WHAT THIS TASK INVOLVES –
If a line below includes the string "amount", copy it.

RECORDED DATA –
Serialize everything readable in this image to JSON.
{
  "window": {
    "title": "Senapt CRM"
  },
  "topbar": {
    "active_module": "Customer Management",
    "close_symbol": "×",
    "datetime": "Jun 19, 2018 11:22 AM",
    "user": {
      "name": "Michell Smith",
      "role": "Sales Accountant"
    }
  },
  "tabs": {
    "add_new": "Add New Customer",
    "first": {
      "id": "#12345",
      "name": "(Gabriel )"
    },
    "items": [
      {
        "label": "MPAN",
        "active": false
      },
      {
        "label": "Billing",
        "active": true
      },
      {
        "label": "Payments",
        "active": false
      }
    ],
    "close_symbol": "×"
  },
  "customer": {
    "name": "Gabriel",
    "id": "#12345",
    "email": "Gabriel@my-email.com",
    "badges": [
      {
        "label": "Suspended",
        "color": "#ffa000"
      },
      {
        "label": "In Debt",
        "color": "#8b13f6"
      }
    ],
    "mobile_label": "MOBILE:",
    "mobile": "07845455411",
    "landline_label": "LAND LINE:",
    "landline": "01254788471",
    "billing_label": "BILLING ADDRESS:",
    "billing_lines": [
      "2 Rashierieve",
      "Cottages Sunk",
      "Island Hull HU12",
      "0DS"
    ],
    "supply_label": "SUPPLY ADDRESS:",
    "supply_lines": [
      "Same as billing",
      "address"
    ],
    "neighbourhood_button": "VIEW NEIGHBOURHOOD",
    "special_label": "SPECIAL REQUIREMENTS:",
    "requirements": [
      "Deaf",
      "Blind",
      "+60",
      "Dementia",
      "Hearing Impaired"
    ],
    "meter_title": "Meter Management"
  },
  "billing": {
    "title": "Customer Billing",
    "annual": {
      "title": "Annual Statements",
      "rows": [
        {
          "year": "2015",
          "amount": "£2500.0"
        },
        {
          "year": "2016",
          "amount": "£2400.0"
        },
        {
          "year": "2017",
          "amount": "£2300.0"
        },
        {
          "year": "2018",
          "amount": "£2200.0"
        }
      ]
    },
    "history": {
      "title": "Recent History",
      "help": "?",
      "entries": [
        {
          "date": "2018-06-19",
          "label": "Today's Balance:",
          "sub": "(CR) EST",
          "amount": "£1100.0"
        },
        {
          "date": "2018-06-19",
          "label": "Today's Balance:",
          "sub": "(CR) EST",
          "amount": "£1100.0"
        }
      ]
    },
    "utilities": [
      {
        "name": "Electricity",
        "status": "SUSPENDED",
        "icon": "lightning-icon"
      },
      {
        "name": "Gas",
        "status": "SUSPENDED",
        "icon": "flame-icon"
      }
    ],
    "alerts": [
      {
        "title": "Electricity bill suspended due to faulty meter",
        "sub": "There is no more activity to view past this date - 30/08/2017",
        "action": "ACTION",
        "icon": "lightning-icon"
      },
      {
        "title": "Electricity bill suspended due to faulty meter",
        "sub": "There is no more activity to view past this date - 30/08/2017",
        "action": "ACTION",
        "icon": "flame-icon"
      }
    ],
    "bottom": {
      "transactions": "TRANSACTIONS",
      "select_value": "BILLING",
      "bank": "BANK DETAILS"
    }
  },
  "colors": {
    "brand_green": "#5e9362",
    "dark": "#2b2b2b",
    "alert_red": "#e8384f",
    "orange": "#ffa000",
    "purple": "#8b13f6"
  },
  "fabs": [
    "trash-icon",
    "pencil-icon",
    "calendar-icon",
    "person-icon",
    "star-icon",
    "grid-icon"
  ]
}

ANSWER –
          "amount": "£2500.0"
          "amount": "£2400.0"
          "amount": "£2300.0"
          "amount": "£2200.0"
          "amount": "£1100.0"
          "amount": "£1100.0"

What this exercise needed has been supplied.